=== Begin Enclosure ===

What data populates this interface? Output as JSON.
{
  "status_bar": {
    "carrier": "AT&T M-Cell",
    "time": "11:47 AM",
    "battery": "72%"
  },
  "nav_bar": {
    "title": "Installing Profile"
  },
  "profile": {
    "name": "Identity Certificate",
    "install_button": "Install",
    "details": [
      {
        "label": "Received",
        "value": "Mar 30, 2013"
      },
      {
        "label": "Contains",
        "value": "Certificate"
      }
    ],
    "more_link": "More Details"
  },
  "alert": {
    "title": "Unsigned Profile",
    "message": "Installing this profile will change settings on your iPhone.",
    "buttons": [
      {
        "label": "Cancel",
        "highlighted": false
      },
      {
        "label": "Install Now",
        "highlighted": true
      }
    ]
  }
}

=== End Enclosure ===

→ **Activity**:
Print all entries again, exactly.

→ **Response to this exercise**:
What data populates this interface? Output as JSON.
{
  "status_bar": {
    "carrier": "AT&T M-Cell",
    "time": "11:47 AM",
    "battery": "72%"
  },
  "nav_bar": {
    "title": "Installing Profile"
  },
  "profile": {
    "name": "Identity Certificate",
    "install_button": "Install",
    "details": [
      {
        "label": "Received",
        "value": "Mar 30, 2013"
      },
      {
        "label": "Contains",
        "value": "Certificate"
      }
    ],
    "more_link": "More Details"
  },
  "alert": {
    "title": "Unsigned Profile",
    "message": "Installing this profile will change settings on your iPhone.",
    "buttons": [
      {
        "label": "Cancel",
        "highlighted": false
      },
      {
        "label": "Install Now",
        "highlighted": true
      }
    ]
  }
}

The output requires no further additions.